‘Like Noah, telling folks it’s going to rain:’ Mobile officials urge vaccination


Medical and governmental leaders in Mobile renewed their call Tuesday for people to accept vaccination against COVID-19, though governmental officials stopped short of supporting a new mask mandate.

An early afternhttps://www.al.com/news/mobile/2021/08/like-noah-telling-folks-its-going-to-rain-mobile-officials-urge-vaccination.htmlhttps://www.al.com/news/mobile/2021/08/like-noah-telling-folks-its-going-to-rain-mobile-officials-urge-vaccination.htmloon press conference included representatives of the Medical Society of Mobile County, USA Health and Mobile Infirmary, in addition to Mobile County Commissioner Merceria Ludgood and Mayor Sandy Stimpson. One strong message from the medical side: Mobile’s four hospitals are at capacity thanks to the fast-spreading Delta variant of the disease.

Mobile and Baldwin counties have some of the highest COVID numbers in the state. Most related hospitalizations involve unvaccinated patients.

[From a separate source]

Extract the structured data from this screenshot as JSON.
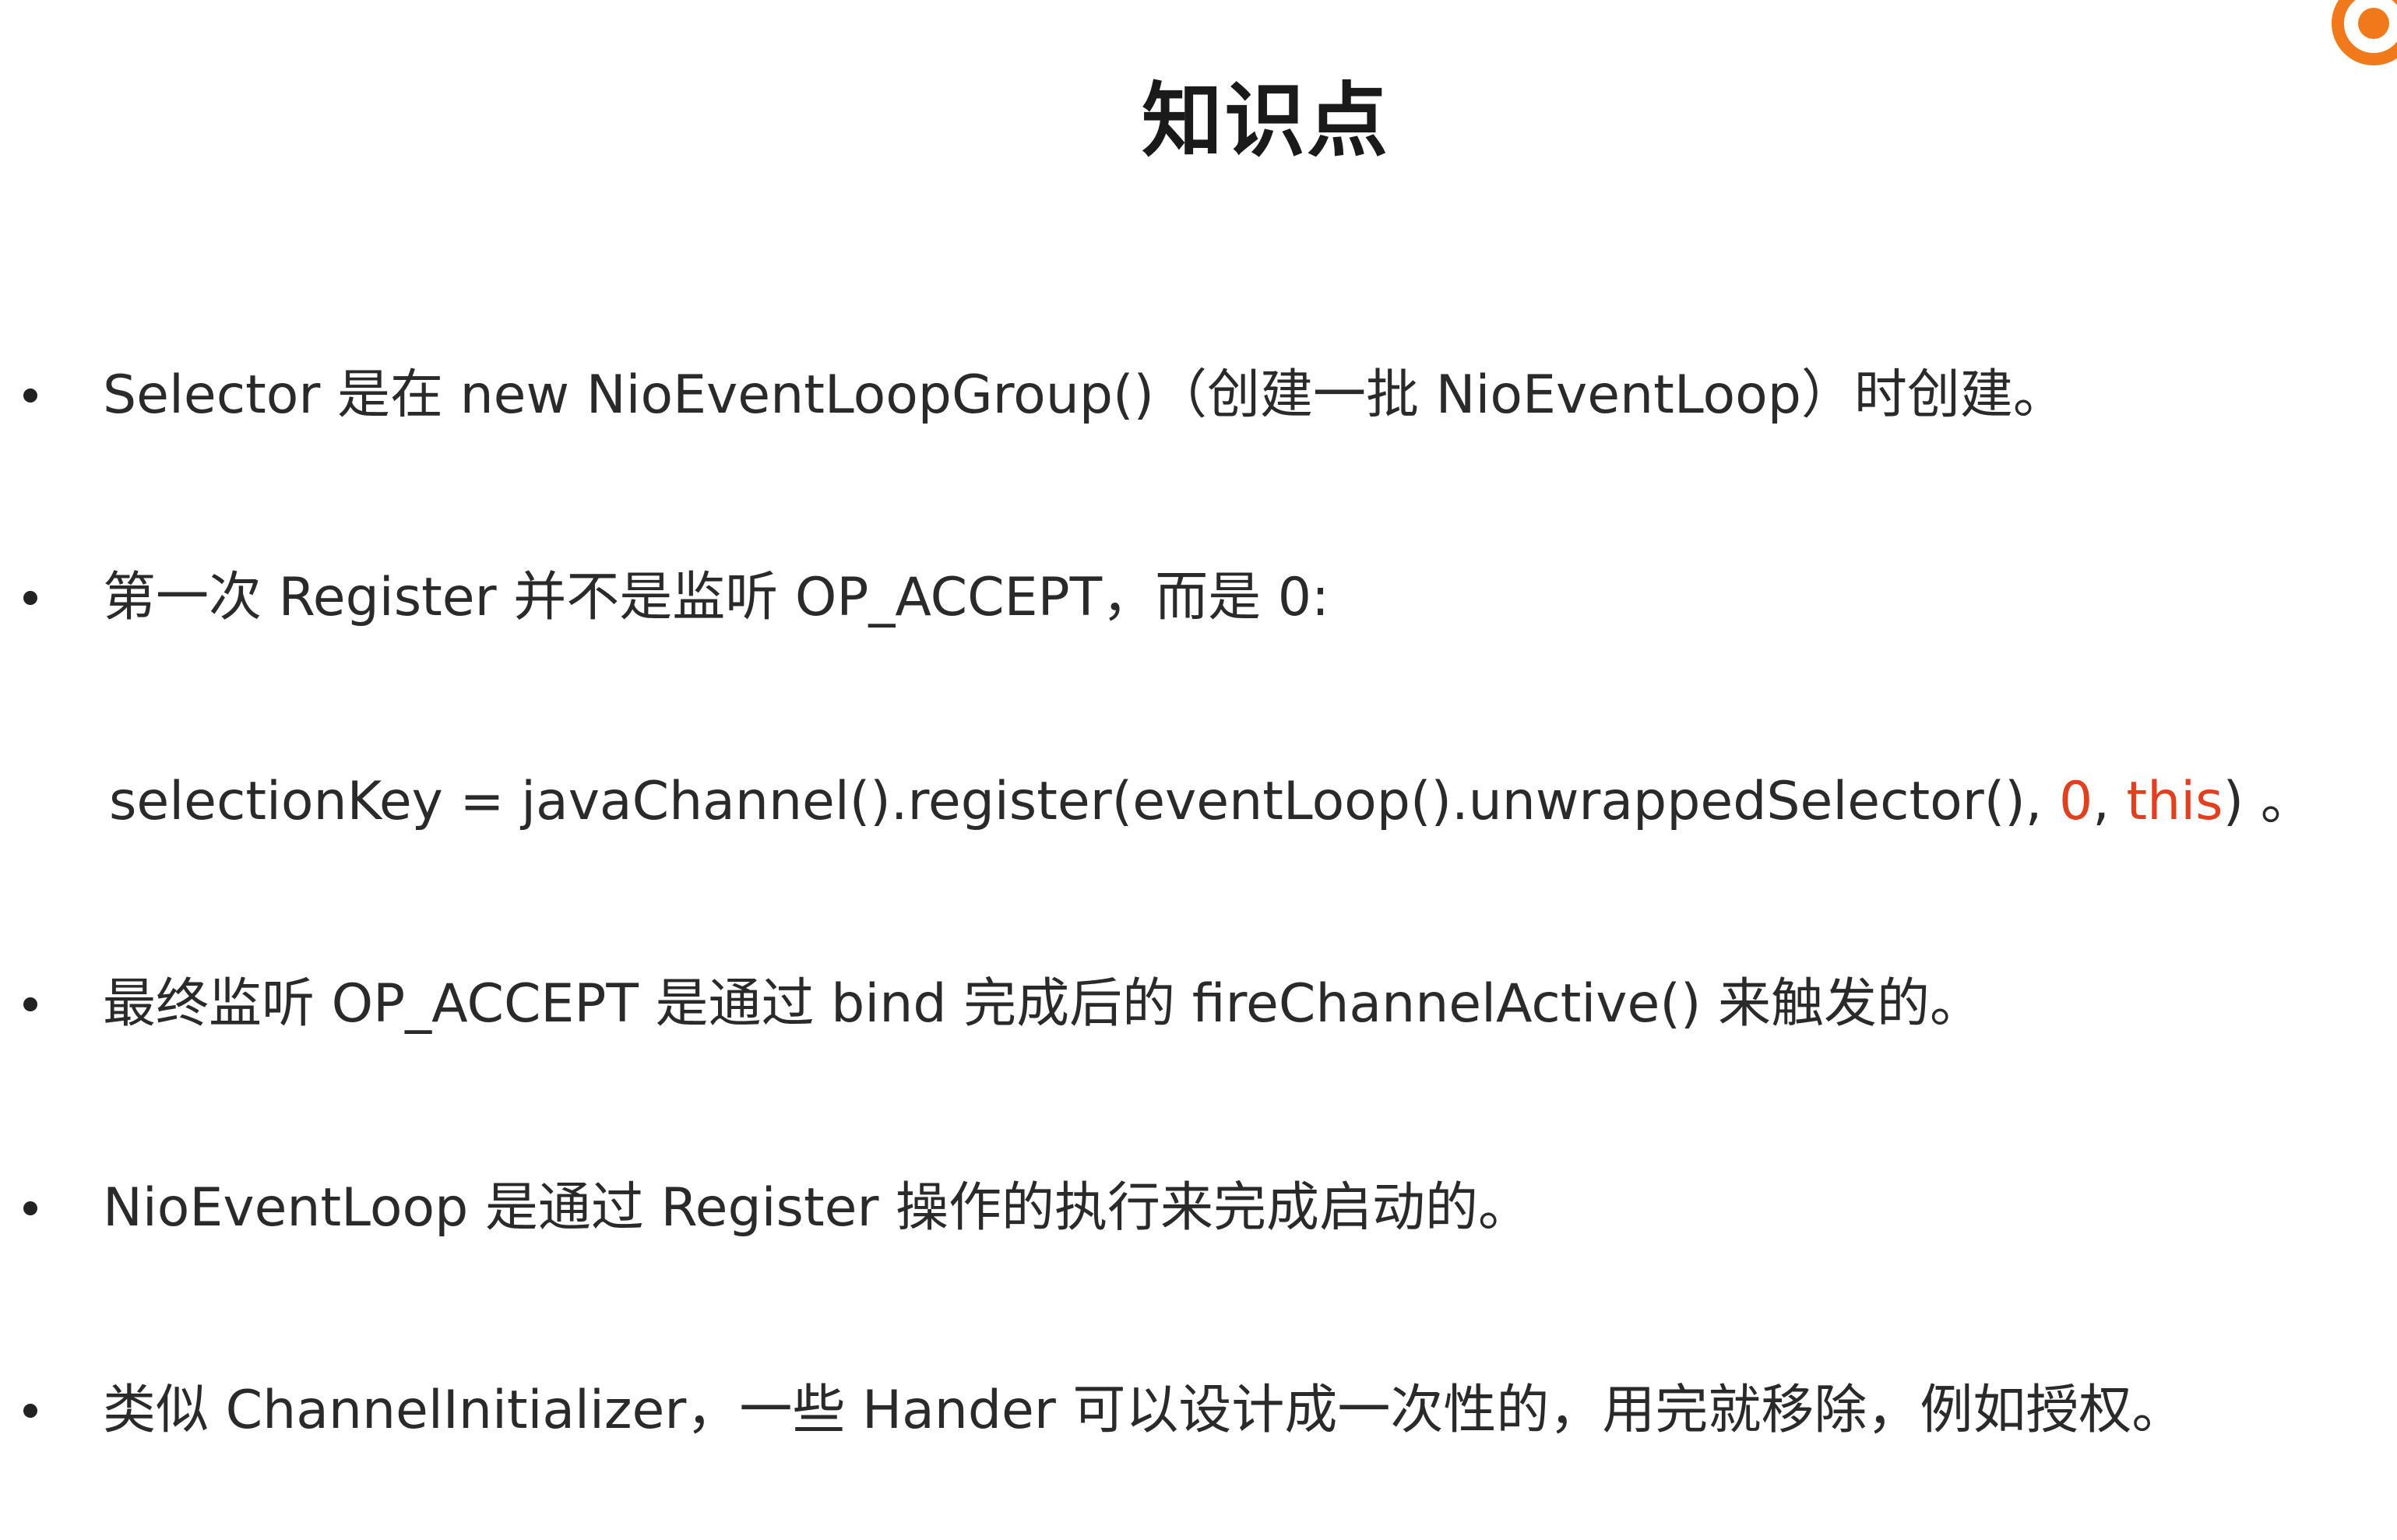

Dr. Bill Admire, chief medical officer for Mobile Infirmary, said that “the number of COVID patients we’re seeing is higher than it’s been in the last 18 months. The hospitals in Mobile County, the emergency rooms, the urgent-care clinics, doctor’s offices, are overwhelmed. The numbers keep rising.”
“On any given morning we’ve got 20, 25, 30 patients in the Emergency Department waiting for beds to open up,” at USA Health University Hospital, said Dr. Michael Chang, Chief Medical Officer and Associate Vice President for Medical Affairs for the USA Health system. “When we’re full up like that, it’s difficult, it presents a challenge in terms of providing the other unique services that that hospital provides.”
“On the pediatric side, I’ll just tell you that in the last 12 months, [at USA Health Children’s & Women’s Hospital], our pediatric services diagnosed 500 cases of COVID in children,” said Chang. “In the last five days we’ve diagnosed 100.”